After losing to Andrey Rublev in the Monte Carlo quarterfinals, Nadal dropped multiple sets in Barcelona before eventually outlasting Stefanos Tsitsipas in the final.
“Barcelona was a step forward for me,” Nadal said. “Without playing my best since the beginning, I was able to be passionate, to stay positive and to accept the challenge, try to win matches without playing my best.”
He said the title, his record 12th in Barcelona, gave him a confidence boost.
“I really believe that winning these kind of tournaments when you are not playing that well then can make a big difference for the next ones,” he said. “So I feel that that was a positive week … now is another week, and I hope to be ready, honestly.”
Tsitsipas should be one of Nadal’s top challengers again in Madrid. The Greek, who beat Nadal in the Australian Open quarterfinals, has been thriving this season and won in Monte Carlo in a final against Rublev. Nadal needed nearly four hours to defeat Tsitsipas in the Barcelona final.
“The feeling to win again and to win a match like this is always positive,” Nadal said. “I live my tennis career with passion, and that’s the result of the passion when you win a match like this.”
Third-ranked Daniil Medvedev is seeded second in Madrid, with third-seeded Dominic Thiem ahead of Tsitsipas. Rublev and Alexander Zverev will also be playing in Madrid.
The Madrid tournament brings an extra challenge for Nadal as it’s played at a higher altitude in the Spanish capital. But there will also be the boost of the crowd returning to the “Magic Box” tennis complex.
“(It’s) the most difficult event for me, everybody knows,” Nadal said, referring to the altitude. “But at the same time is one of the most emotional events for me, playing at home. We gonna have a chance to play with the crowd again. So that means a lot to me.”
Nadal has won the Madrid Open five times, but not since 2017. His opening match will be against either Spanish teenager Carlos Alcaraz or Frenchman Adrian Mannarino, who play Monday.

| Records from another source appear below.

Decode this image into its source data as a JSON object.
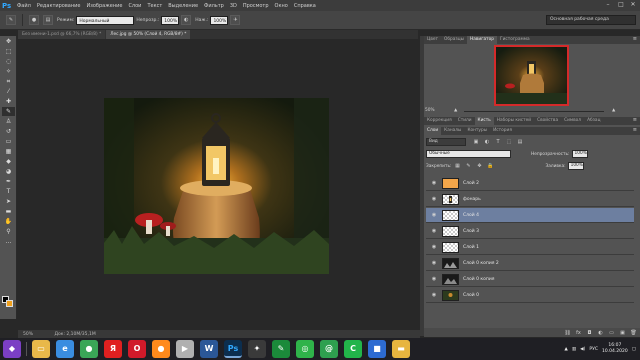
{
  "app": {
    "logo": "Ps"
  },
  "menu": [
    "Файл",
    "Редактирование",
    "Изображение",
    "Слои",
    "Текст",
    "Выделение",
    "Фильтр",
    "3D",
    "Просмотр",
    "Окно",
    "Справка"
  ],
  "window_controls": [
    "–",
    "□",
    "✕"
  ],
  "options_bar": {
    "mode_label": "Режим:",
    "mode_value": "Нормальный",
    "opacity_label": "Непрозр.:",
    "opacity_value": "100%",
    "pressure_label": "Наж.:",
    "pressure_value": "100%",
    "workspace": "Основная рабочая среда"
  },
  "doc_tabs": [
    {
      "label": "Без имени-1.psd @ 66,7% (RGB/8) *",
      "active": false
    },
    {
      "label": "Лес.jpg @ 50% (Слой 4, RGB/8#) *",
      "active": true
    }
  ],
  "status": {
    "zoom": "50%",
    "doc_size": "Док: 2,10М/35,1М"
  },
  "nav_panel": {
    "tabs": [
      "Цвет",
      "Образцы",
      "Навигатор",
      "Гистограмма"
    ],
    "active_tab": "Навигатор",
    "zoom": "50%"
  },
  "mid_panel": {
    "tabs": [
      "Коррекция",
      "Стили",
      "Кисть",
      "Наборы кистей",
      "Свойства",
      "Символ",
      "Абзац"
    ],
    "active_tab": "Кисть"
  },
  "layers_panel": {
    "tabs": [
      "Слои",
      "Каналы",
      "Контуры",
      "История"
    ],
    "active_tab": "Слои",
    "filter_kind": "Вид",
    "blend_mode": "Обычные",
    "opacity_label": "Непрозрачность:",
    "opacity_value": "100%",
    "lock_label": "Закрепить:",
    "fill_label": "Заливка:",
    "fill_value": "100%",
    "layers": [
      {
        "name": "Слой 2",
        "thumb": "orange",
        "selected": false
      },
      {
        "name": "фонарь",
        "thumb": "lantern",
        "selected": false
      },
      {
        "name": "Слой 4",
        "thumb": "checker",
        "selected": true
      },
      {
        "name": "Слой 3",
        "thumb": "checker",
        "selected": false
      },
      {
        "name": "Слой 1",
        "thumb": "checker",
        "selected": false
      },
      {
        "name": "Слой 0 копия 2",
        "thumb": "dark",
        "selected": false
      },
      {
        "name": "Слой 0 копия",
        "thumb": "dark",
        "selected": false
      },
      {
        "name": "Слой 0",
        "thumb": "forest",
        "selected": false
      }
    ]
  },
  "taskbar": {
    "apps": [
      {
        "icon": "start-icon",
        "glyph": "◆",
        "color": "#7b3fc4"
      },
      {
        "icon": "explorer-icon",
        "glyph": "▭",
        "color": "#e8b84a"
      },
      {
        "icon": "ie-icon",
        "glyph": "e",
        "color": "#3a8de0"
      },
      {
        "icon": "chrome-icon",
        "glyph": "●",
        "color": "#3aa657"
      },
      {
        "icon": "yandex-icon",
        "glyph": "Я",
        "color": "#e02020"
      },
      {
        "icon": "opera-icon",
        "glyph": "O",
        "color": "#d01a2a"
      },
      {
        "icon": "firefox-icon",
        "glyph": "●",
        "color": "#ff8a1c"
      },
      {
        "icon": "media-icon",
        "glyph": "▶",
        "color": "#b0b0b0"
      },
      {
        "icon": "word-icon",
        "glyph": "W",
        "color": "#2b5797"
      },
      {
        "icon": "photoshop-icon",
        "glyph": "Ps",
        "color": "#0c2e4f"
      },
      {
        "icon": "app-icon",
        "glyph": "✦",
        "color": "#3a3a3a"
      },
      {
        "icon": "green-app-icon",
        "glyph": "✎",
        "color": "#1b8a3a"
      },
      {
        "icon": "whatsapp-icon",
        "glyph": "◎",
        "color": "#2fb34a"
      },
      {
        "icon": "email-icon",
        "glyph": "@",
        "color": "#2ea04f"
      },
      {
        "icon": "camtasia-icon",
        "glyph": "C",
        "color": "#22b44a"
      },
      {
        "icon": "camera-icon",
        "glyph": "■",
        "color": "#2d6bd1"
      },
      {
        "icon": "folder-icon",
        "glyph": "▬",
        "color": "#e7b53f"
      }
    ],
    "lang": "РУС",
    "time": "16:07",
    "date": "10.04.2020"
  }
}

“My mindset is always the same,” Nadal said. “Arrive to a tournament, have the right preparation, and try to be ready to compete at the highest level (from) the beginning.”